** Exercise details **
Among the entries below, how many lines have the word "addNumbers"? Answer only with the number.

** Dataset entries **
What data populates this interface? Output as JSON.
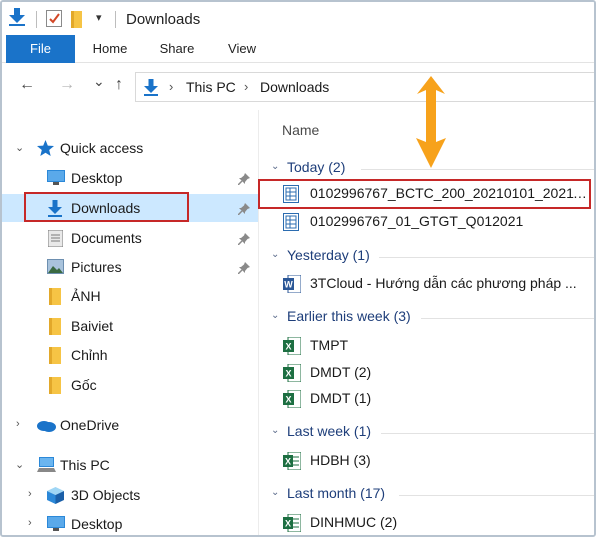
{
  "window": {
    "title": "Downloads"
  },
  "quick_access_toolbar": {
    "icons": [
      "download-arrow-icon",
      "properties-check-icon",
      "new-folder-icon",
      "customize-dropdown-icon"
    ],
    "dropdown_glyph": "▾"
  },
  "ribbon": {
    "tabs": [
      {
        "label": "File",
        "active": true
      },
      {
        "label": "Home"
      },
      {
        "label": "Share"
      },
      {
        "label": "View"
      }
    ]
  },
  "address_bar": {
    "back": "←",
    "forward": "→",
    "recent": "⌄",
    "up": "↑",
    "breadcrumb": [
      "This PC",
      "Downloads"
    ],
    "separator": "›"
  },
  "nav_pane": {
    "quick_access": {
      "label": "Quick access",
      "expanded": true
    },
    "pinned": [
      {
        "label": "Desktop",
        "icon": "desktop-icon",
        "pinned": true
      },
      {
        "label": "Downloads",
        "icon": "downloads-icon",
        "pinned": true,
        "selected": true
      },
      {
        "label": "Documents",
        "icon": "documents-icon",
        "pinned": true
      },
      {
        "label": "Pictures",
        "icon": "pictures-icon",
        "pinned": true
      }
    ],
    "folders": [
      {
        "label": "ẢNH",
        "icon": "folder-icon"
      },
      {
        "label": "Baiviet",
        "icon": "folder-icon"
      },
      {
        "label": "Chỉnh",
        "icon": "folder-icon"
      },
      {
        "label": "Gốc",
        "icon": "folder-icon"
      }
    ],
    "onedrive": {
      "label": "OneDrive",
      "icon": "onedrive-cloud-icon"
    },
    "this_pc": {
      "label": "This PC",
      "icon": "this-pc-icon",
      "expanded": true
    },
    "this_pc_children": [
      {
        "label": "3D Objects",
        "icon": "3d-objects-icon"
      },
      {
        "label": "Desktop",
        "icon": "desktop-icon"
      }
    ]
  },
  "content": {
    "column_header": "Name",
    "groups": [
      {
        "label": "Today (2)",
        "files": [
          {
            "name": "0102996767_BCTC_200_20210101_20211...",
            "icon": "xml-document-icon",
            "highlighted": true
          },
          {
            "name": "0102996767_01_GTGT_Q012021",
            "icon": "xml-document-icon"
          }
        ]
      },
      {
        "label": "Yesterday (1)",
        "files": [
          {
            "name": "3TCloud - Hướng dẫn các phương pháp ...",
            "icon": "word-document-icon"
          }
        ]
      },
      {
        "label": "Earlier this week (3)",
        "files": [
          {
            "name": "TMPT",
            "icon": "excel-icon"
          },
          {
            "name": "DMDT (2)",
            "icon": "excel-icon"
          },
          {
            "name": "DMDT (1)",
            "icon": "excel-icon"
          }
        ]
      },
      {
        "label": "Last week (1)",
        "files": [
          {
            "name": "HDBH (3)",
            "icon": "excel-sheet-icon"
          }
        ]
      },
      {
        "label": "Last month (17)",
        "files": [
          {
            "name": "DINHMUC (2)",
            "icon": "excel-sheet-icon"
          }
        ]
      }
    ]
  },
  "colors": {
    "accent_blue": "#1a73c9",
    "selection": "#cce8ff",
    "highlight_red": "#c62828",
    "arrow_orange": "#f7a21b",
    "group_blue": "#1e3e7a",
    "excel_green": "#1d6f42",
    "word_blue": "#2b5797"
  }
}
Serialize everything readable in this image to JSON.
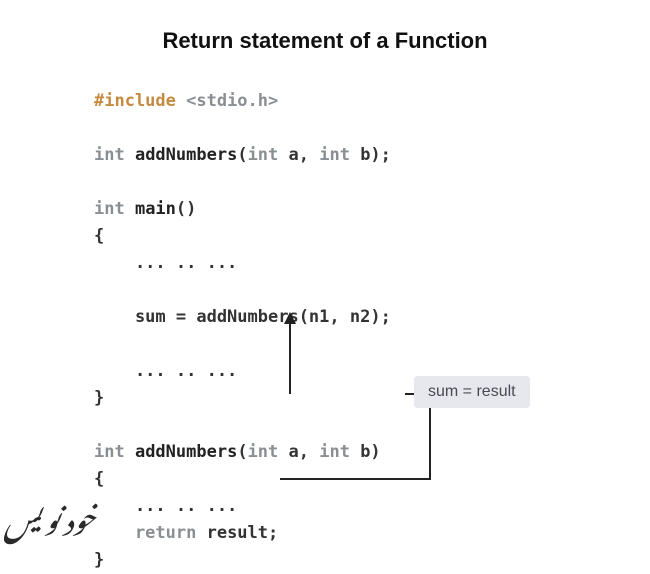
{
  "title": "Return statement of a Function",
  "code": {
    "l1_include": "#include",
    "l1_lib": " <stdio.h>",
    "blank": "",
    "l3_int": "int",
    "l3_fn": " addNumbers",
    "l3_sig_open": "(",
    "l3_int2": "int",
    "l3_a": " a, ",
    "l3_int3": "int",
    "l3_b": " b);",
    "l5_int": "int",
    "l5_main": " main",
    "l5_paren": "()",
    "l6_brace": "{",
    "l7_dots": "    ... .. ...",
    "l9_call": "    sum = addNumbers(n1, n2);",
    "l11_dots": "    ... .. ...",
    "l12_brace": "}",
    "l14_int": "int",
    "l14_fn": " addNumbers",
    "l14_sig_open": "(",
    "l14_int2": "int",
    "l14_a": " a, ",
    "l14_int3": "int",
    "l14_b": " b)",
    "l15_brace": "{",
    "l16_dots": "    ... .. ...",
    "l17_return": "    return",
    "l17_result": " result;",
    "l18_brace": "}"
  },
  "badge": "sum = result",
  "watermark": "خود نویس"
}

** Response box **
3